More guns are needed at NFL games to keep fans safe, according to the nation's largest police union -- which recently asked the league commissioner to let certain firearms owners pack heat on Sundays.
The National Fraternal Order of Police has asked the NFL to lift its ban on fans carrying guns at games, at least for retired and off-duty law enforcement officers who hold permits to carry concealed weapons. In a letter to Commissioner Roger Goodell, FOP President Chuck Canterbury said armed cops are the best bet for stopping a terrorist attack inside a stadium.
“Today, I am writing on behalf of the members of the Fraternal Order of Police to urge you to rescind this policy, which weakens the safety and security of NFL players, personnel and fans,” read the Nov. 20 letter, which was reported by BuckeyeFirearms.org. “The terrorist attacks and threats of attacks from organizations like the Islamic State of Iraq and the Levant (ISIL) are selecting targets based on the amount of death and injury they can inflict -- mass murder and casualty events.
“Well-attended venues and areas are being deliberately targeted by the radical killers who do not intend or expect to survive the assault," the letter continued. "Law enforcement, even when working actively with highly trained and skilled security professionals, cannot be certain that all threats will be detected and neutralized.”
It's a start. Better advocacy would be for concealed carry in stadiums as an option available to all with a permit.
I can already hear the "drunk idiots will be shooting each other" arguments in response to this proposal, but it's important to point out that when the Virginia legislature (home of many RedSkins fans) voted to allow concealed carry in restaurants and bars (for everyone, not just cops), the same argument was made. The reality seen, however, was a drop in crime at restaurants and bars by more than five percent.
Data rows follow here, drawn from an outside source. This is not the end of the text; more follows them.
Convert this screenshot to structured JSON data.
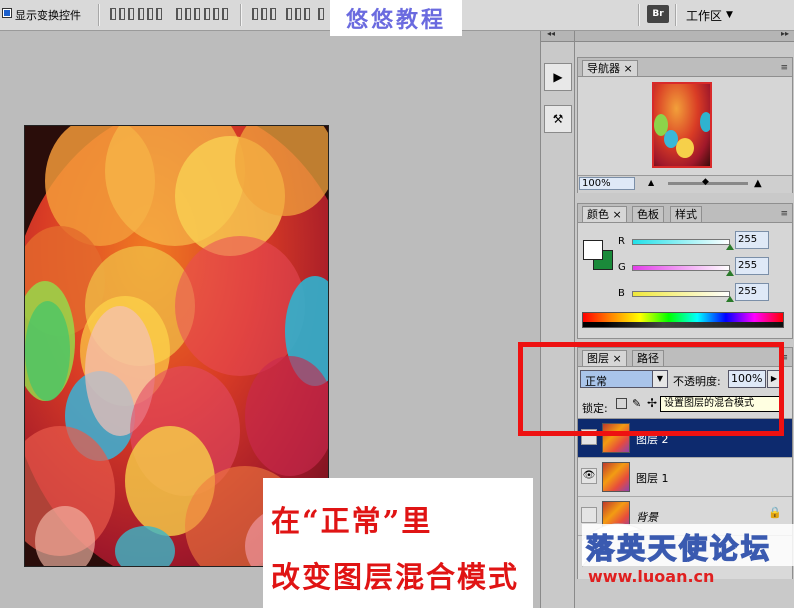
{
  "optbar": {
    "show_transform_label": "显示变换控件",
    "workspace_label": "工作区",
    "bridge_icon_label": "Br"
  },
  "watermark_top": "悠悠教程",
  "navigator": {
    "tab_label": "导航器",
    "zoom_value": "100%"
  },
  "color": {
    "tabs": [
      "颜色",
      "色板",
      "样式"
    ],
    "channels": [
      {
        "label": "R",
        "value": "255",
        "track_color": "#22e0e8"
      },
      {
        "label": "G",
        "value": "255",
        "track_color": "#e23ee8"
      },
      {
        "label": "B",
        "value": "255",
        "track_color": "#f0e83a"
      }
    ],
    "foreground": "#ffffff",
    "background": "#1a8a3a"
  },
  "layers": {
    "tabs": [
      "图层",
      "路径"
    ],
    "blend_mode": "正常",
    "opacity_label": "不透明度:",
    "opacity_value": "100%",
    "lock_label": "锁定:",
    "tooltip": "设置图层的混合模式",
    "items": [
      {
        "name": "图层 2",
        "selected": true,
        "visible": false
      },
      {
        "name": "图层 1",
        "selected": false,
        "visible": true
      },
      {
        "name": "背景",
        "selected": false,
        "visible": false,
        "locked": true
      }
    ]
  },
  "caption": {
    "line1": "在“正常”里",
    "line2": "改变图层混合模式"
  },
  "forum": {
    "name": "落英天使论坛",
    "url": "www.luoan.cn"
  }
}
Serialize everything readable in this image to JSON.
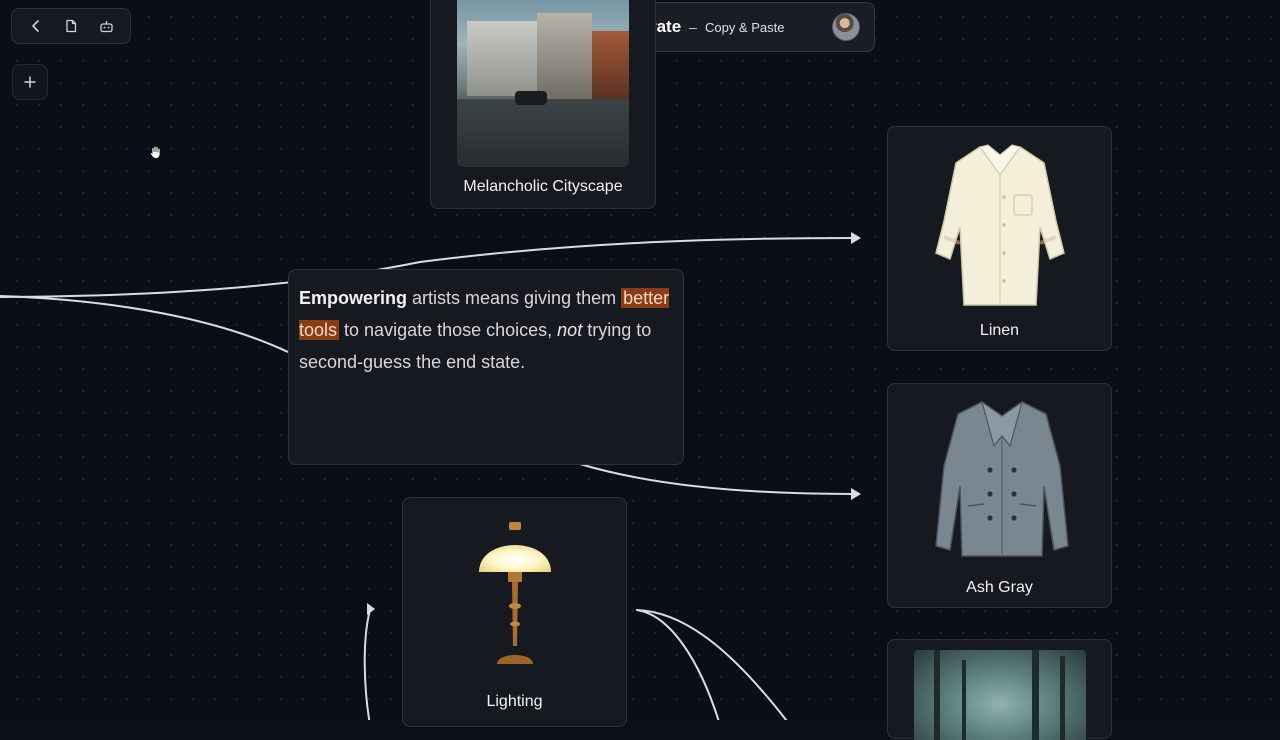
{
  "header": {
    "brand": "Pixerate",
    "separator": "–",
    "subtitle": "Copy & Paste"
  },
  "toolbar": {
    "back_icon": "chevron-left-icon",
    "document_icon": "document-icon",
    "bot_icon": "robot-icon",
    "add_icon": "plus-icon"
  },
  "cards": {
    "city": {
      "label": "Melancholic Cityscape"
    },
    "linen": {
      "label": "Linen"
    },
    "ash": {
      "label": "Ash Gray"
    },
    "lamp": {
      "label": "Lighting"
    }
  },
  "text_card": {
    "bold": "Empowering",
    "part1": " artists means giving them ",
    "highlight": "better tools",
    "part2": " to navigate those choices, ",
    "italic": "not",
    "part3": " trying to second-guess the end state."
  },
  "colors": {
    "background": "#0a0e18",
    "card": "#16191f",
    "highlight": "#8a3d14",
    "edge": "#d9dde3"
  }
}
Like stadiums, people also watch football in restaurants and bars, where the law requires those practicing concealed carry to remain sober.
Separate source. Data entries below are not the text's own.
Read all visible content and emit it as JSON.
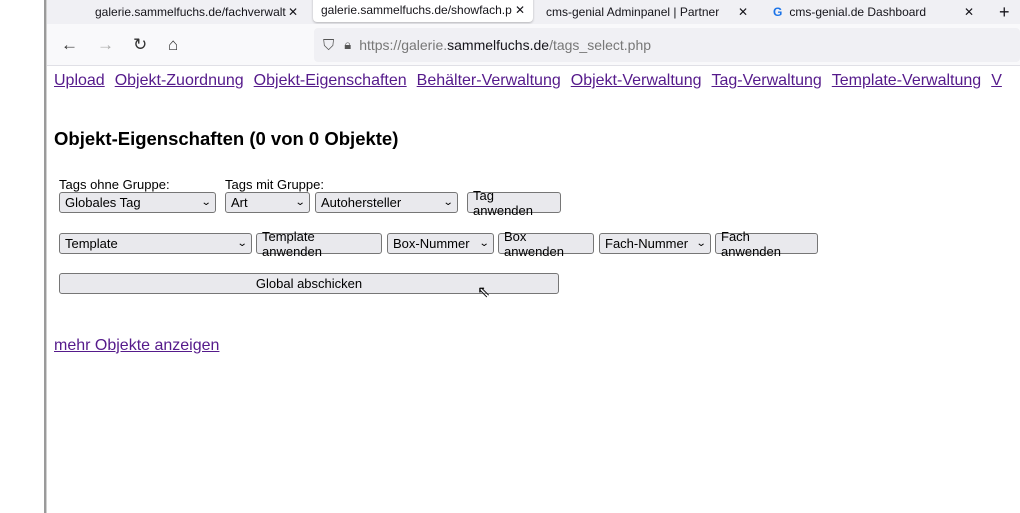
{
  "browser": {
    "tabs": [
      {
        "title": "galerie.sammelfuchs.de/fachverwalt",
        "active": false
      },
      {
        "title": "galerie.sammelfuchs.de/showfach.p",
        "active": true
      },
      {
        "title": "cms-genial Adminpanel | Partner",
        "active": false
      },
      {
        "title": "cms-genial.de Dashboard",
        "active": false
      }
    ],
    "close_glyph": "✕",
    "new_tab_glyph": "+",
    "url_prefix": "https://galerie.",
    "url_domain": "sammelfuchs.de",
    "url_path": "/tags_select.php"
  },
  "nav_links": [
    "Upload",
    "Objekt-Zuordnung",
    "Objekt-Eigenschaften",
    "Behälter-Verwaltung",
    "Objekt-Verwaltung",
    "Tag-Verwaltung",
    "Template-Verwaltung",
    "V"
  ],
  "page_title": "Objekt-Eigenschaften (0 von 0 Objekte)",
  "form": {
    "label_no_group": "Tags ohne Gruppe:",
    "label_with_group": "Tags mit Gruppe:",
    "select_global_tag": "Globales Tag",
    "select_group": "Art",
    "select_group_tag": "Autohersteller",
    "btn_tag": "Tag anwenden",
    "select_template": "Template",
    "btn_template": "Template anwenden",
    "select_box": "Box-Nummer",
    "btn_box": "Box anwenden",
    "select_fach": "Fach-Nummer",
    "btn_fach": "Fach anwenden",
    "btn_global": "Global abschicken"
  },
  "more_link": "mehr Objekte anzeigen"
}
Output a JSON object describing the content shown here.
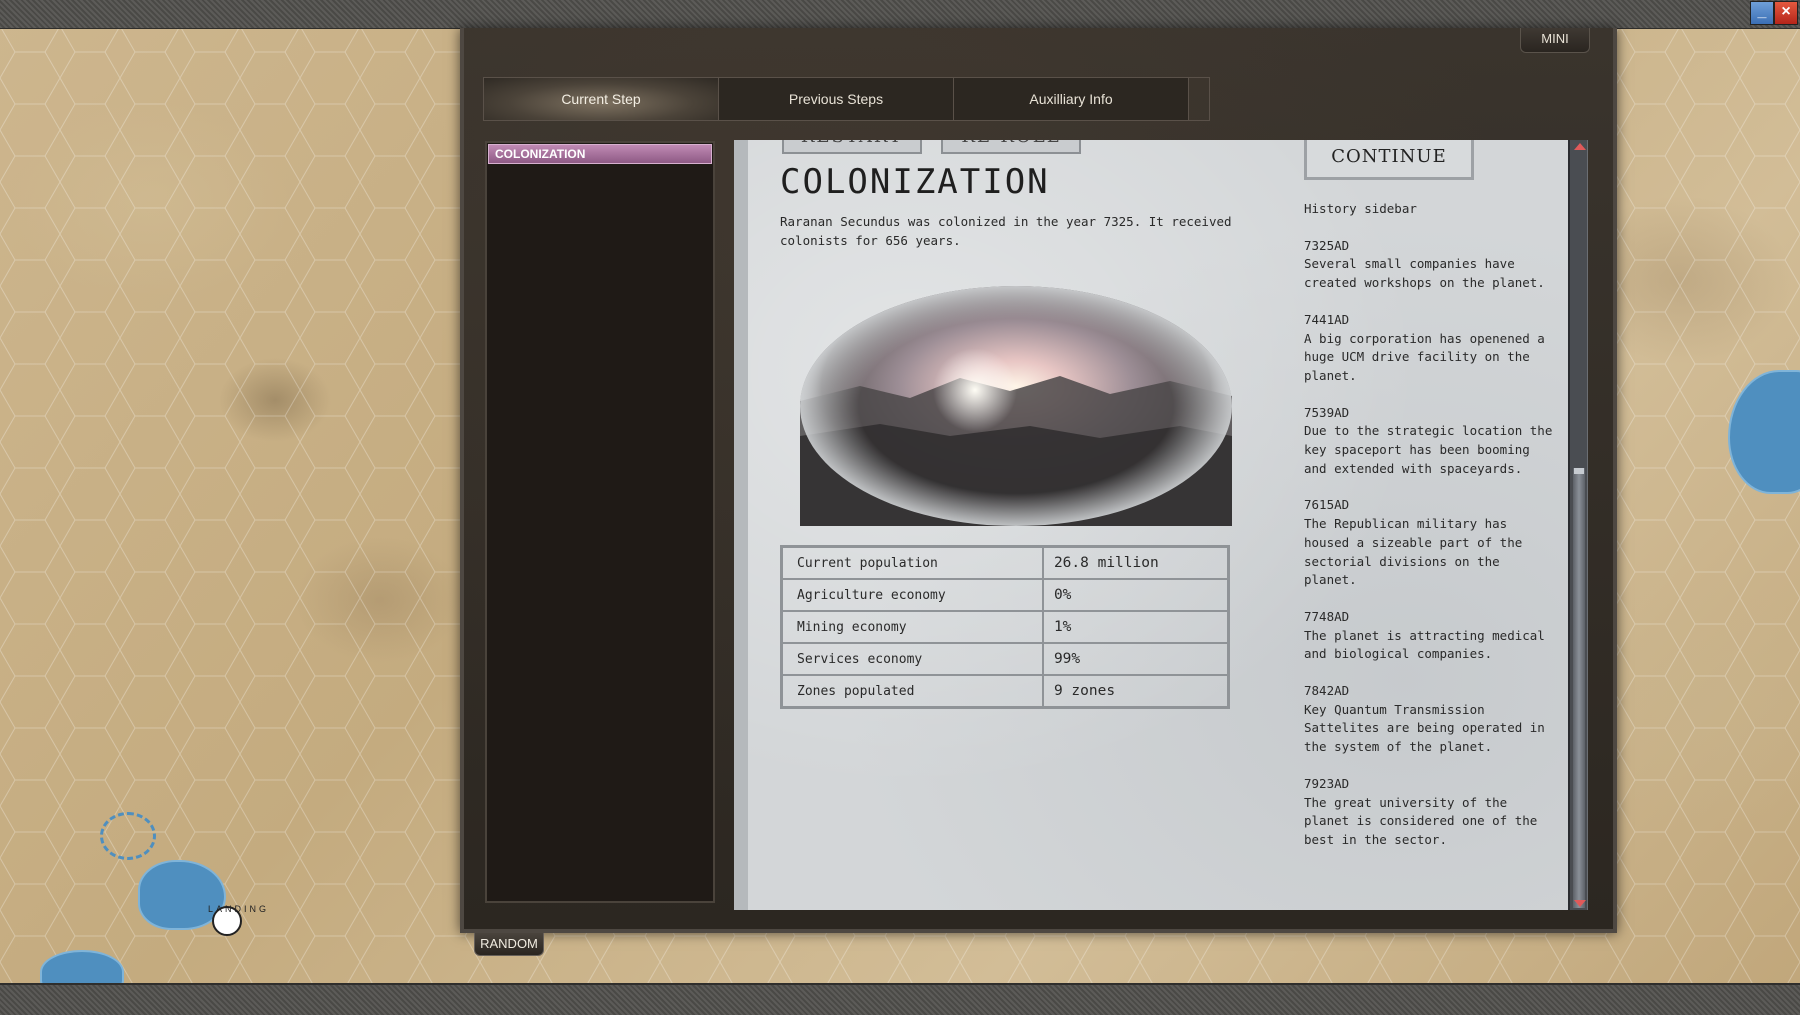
{
  "window": {
    "minimize_icon": "minimize-icon",
    "close_icon": "close-icon",
    "mini_label": "MINI"
  },
  "tabs": [
    {
      "label": "Current Step",
      "active": true
    },
    {
      "label": "Previous Steps",
      "active": false
    },
    {
      "label": "Auxilliary Info",
      "active": false
    }
  ],
  "steps": [
    {
      "label": "COLONIZATION",
      "selected": true
    }
  ],
  "document": {
    "top_buttons": {
      "restart_label": "RESTART",
      "reroll_label": "RE-ROLL",
      "continue_label": "CONTINUE"
    },
    "title": "COLONIZATION",
    "intro": "Raranan Secundus was colonized in the year 7325. It received colonists for 656 years.",
    "stats": [
      {
        "label": "Current population",
        "value": "26.8 million"
      },
      {
        "label": "Agriculture economy",
        "value": "0%"
      },
      {
        "label": "Mining economy",
        "value": "1%"
      },
      {
        "label": "Services economy",
        "value": "99%"
      },
      {
        "label": "Zones populated",
        "value": "9 zones"
      }
    ],
    "sidebar_title": "History sidebar",
    "history": [
      {
        "year": "7325AD",
        "text": "Several small companies have created workshops on the planet."
      },
      {
        "year": "7441AD",
        "text": "A big corporation has openened a huge UCM drive facility on the planet."
      },
      {
        "year": "7539AD",
        "text": "Due to the strategic location the key spaceport has been booming and extended with spaceyards."
      },
      {
        "year": "7615AD",
        "text": "The Republican military has housed a sizeable part of the sectorial divisions on the planet."
      },
      {
        "year": "7748AD",
        "text": "The planet is attracting medical and biological companies."
      },
      {
        "year": "7842AD",
        "text": "Key Quantum Transmission Sattelites are being operated in the system of the planet."
      },
      {
        "year": "7923AD",
        "text": "The great university of the planet is considered one of the best in the sector."
      }
    ]
  },
  "random_label": "RANDOM",
  "map": {
    "landing_label": "LANDING",
    "water_color": "#4f8fbf"
  }
}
Virginia's bars and restaurants did not turn into shooting galleries as some had feared during the first year of a new state law that allows patrons with permits to carry concealed guns into alcohol-serving businesses, a Richmond Times-Dispatch analysis found.
The number of major crimes involving firearms at bars and restaurants statewide declined 5.2 percent from July 1, 2010, to June 30, 2011, compared with the fiscal year before the law went into effect, according to crime data compiled by Virginia State Police at the newspaper's request.
And overall, the crimes that occurred during the law's first year were relatively minor, and few of the incidents appeared to involve gun owners with concealed-carry permits, the analysis found.